A MOTHER of five has won an extra €2 million in a shock divorce ruling that could force ex-partners to pay their former spouses additional monies if their wealth increases after they split up.
The High Court judgment means financial settlements in divorce cases can be re-negotiated at any time and also means ex-partners are liable for maintenance even after they die.
Last night, legal experts said the ruling creates a new precedent in Irish divorce law, obliging ex-partners to support their former spouses for life, making full and final agreements impossible.
“In the past it was suggested that the opportunity for further provision in a divorce settlement ended with the granting of the decree of divorce,” said family law expert and solicitor Geoffrey Shannon. “This case suggests that this might not necessarily be the position. This means parties in divorce cases can effectively get another bite of the cherry after their divorce and it will send shivers down the spine of those who think their settlements are final.”

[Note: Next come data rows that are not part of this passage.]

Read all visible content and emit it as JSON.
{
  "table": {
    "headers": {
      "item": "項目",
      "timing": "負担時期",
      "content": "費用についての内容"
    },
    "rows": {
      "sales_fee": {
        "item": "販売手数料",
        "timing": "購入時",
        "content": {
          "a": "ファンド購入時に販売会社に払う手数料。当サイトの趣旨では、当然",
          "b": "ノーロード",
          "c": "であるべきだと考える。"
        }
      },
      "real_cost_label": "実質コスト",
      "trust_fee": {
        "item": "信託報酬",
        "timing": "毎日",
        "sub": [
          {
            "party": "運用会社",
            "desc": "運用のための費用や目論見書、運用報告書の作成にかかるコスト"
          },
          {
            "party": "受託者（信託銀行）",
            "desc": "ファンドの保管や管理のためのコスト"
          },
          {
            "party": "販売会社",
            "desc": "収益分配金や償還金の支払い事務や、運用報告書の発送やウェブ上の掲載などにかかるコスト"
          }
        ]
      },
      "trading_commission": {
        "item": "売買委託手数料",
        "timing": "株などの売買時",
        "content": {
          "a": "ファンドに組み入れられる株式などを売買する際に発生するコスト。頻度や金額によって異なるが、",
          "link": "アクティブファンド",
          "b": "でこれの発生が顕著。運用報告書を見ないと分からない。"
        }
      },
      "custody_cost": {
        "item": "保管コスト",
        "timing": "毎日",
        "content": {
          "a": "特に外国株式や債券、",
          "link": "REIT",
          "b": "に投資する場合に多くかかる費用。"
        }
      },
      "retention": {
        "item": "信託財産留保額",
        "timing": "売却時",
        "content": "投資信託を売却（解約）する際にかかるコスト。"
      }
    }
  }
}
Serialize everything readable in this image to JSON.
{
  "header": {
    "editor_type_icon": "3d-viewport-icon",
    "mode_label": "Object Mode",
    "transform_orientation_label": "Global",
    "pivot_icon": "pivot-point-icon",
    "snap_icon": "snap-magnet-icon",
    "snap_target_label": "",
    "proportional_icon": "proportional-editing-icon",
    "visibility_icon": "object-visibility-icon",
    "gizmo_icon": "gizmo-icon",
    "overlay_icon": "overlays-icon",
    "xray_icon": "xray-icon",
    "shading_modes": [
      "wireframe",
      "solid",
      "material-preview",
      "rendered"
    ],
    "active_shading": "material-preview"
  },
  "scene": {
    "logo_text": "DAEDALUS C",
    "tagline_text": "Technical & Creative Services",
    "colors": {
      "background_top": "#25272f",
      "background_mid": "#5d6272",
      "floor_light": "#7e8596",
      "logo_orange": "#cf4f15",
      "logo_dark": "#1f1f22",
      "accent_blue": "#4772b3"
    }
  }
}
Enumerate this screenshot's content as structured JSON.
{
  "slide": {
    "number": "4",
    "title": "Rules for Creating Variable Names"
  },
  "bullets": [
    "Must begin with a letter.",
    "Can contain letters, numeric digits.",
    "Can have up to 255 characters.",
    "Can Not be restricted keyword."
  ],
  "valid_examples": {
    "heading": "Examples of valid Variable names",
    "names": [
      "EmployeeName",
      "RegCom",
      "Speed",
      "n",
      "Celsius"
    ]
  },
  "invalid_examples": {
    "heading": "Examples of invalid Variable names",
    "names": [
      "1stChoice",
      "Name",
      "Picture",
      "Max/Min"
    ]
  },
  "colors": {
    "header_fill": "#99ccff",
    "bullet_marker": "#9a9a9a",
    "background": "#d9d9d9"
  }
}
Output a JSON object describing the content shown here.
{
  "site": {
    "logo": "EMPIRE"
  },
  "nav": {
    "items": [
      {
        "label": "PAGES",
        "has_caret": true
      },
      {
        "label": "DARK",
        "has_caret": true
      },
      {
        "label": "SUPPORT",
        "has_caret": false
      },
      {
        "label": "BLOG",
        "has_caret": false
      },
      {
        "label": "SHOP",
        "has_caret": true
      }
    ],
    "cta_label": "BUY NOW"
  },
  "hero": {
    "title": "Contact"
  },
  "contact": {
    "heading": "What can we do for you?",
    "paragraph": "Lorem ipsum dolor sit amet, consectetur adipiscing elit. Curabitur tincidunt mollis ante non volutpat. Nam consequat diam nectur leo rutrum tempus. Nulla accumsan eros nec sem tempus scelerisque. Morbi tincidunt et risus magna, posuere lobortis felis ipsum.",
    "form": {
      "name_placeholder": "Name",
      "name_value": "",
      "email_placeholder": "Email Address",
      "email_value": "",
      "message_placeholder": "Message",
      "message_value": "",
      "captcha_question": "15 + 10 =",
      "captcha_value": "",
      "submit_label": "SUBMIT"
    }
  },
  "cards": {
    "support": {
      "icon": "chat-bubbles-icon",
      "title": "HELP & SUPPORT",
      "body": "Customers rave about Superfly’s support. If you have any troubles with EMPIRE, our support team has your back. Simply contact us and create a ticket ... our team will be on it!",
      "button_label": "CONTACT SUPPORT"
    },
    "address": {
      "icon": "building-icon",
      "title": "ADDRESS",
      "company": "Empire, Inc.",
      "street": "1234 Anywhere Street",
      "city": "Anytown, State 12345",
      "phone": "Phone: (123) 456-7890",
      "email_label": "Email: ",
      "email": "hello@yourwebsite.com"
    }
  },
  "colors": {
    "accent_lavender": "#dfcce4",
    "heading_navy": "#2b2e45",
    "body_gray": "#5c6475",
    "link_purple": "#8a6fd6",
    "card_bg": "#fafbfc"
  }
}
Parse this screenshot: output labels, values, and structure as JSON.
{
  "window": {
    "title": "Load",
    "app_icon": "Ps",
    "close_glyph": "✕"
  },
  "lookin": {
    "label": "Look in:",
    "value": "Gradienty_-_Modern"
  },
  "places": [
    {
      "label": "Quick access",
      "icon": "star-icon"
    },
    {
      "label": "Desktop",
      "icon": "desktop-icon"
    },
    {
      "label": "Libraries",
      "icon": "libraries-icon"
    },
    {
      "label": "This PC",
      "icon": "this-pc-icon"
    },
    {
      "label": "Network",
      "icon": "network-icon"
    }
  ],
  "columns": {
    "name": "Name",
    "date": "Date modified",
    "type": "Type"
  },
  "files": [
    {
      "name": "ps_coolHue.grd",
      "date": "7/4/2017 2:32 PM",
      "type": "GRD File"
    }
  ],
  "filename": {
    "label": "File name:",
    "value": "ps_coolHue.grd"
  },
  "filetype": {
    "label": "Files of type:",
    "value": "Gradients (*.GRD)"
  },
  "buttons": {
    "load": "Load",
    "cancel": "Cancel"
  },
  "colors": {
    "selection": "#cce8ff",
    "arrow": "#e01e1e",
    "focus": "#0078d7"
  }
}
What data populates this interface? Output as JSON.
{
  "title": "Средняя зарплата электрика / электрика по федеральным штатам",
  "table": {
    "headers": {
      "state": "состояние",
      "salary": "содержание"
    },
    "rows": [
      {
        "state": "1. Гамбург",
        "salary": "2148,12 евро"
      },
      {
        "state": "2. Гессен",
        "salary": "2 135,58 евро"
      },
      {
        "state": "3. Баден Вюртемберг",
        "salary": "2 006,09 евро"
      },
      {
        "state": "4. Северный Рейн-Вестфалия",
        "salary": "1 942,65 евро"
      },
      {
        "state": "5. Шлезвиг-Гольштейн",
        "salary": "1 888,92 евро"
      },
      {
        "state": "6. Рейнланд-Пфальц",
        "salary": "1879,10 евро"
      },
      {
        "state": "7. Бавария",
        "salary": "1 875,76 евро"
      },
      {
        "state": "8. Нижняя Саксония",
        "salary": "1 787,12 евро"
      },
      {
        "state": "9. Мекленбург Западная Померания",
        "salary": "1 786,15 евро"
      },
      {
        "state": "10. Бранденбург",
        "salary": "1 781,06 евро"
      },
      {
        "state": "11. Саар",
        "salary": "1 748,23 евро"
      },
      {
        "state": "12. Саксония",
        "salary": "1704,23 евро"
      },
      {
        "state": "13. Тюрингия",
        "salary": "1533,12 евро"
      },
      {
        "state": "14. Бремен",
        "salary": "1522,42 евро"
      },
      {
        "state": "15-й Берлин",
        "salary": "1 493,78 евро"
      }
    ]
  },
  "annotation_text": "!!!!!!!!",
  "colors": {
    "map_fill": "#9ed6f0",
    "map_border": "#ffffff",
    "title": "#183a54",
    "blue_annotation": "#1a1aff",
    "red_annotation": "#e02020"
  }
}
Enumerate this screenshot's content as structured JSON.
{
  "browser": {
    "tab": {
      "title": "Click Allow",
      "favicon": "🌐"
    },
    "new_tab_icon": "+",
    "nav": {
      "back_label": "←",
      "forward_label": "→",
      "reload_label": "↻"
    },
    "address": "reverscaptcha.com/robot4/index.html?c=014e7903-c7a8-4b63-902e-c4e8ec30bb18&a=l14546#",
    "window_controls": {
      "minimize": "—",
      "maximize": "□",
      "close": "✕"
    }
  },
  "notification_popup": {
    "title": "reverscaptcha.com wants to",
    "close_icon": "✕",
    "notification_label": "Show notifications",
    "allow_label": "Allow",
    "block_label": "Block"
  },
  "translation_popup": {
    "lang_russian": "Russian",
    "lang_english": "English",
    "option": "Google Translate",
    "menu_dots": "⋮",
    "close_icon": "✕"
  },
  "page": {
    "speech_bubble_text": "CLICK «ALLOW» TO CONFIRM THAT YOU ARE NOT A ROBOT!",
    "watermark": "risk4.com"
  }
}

The case centres on a pair, who cannot be named for legal reasons, who married in 1979, had five children and divorced in 2000. At the time of their divorce, the court ordered the businessman husband to pay £48,500 a year to his wife and children. The settlement was based on his wealth at the time of the divorce but after the split he sold his business and became richer. The High Court ruled the man must pay his wife a one-off lump sum of €2m to reflect this increase.
Previously, parties in marriage breakdowns could come to a financial settlement at the first stage of splitting up — the decree of judicial separation — or the final step called a decree of divorce. The agreement made at the time of a decree of divorce was thought to be final but the High Court has now said settlements can be re-negotiated as ex-partners have an obligation to support their spouses for life.
Mr Shannon, whose book on 10 years of Irish divorce law comes out this year, said the ruling would benefit ex-wives struggling to support their families. “What you are looking at is divorce Irish-style and it's different from the reality in other jurisdictions because we have a life-long spousal support obligation,” said Mr Shannon.
Irish Examiner 18 May 2007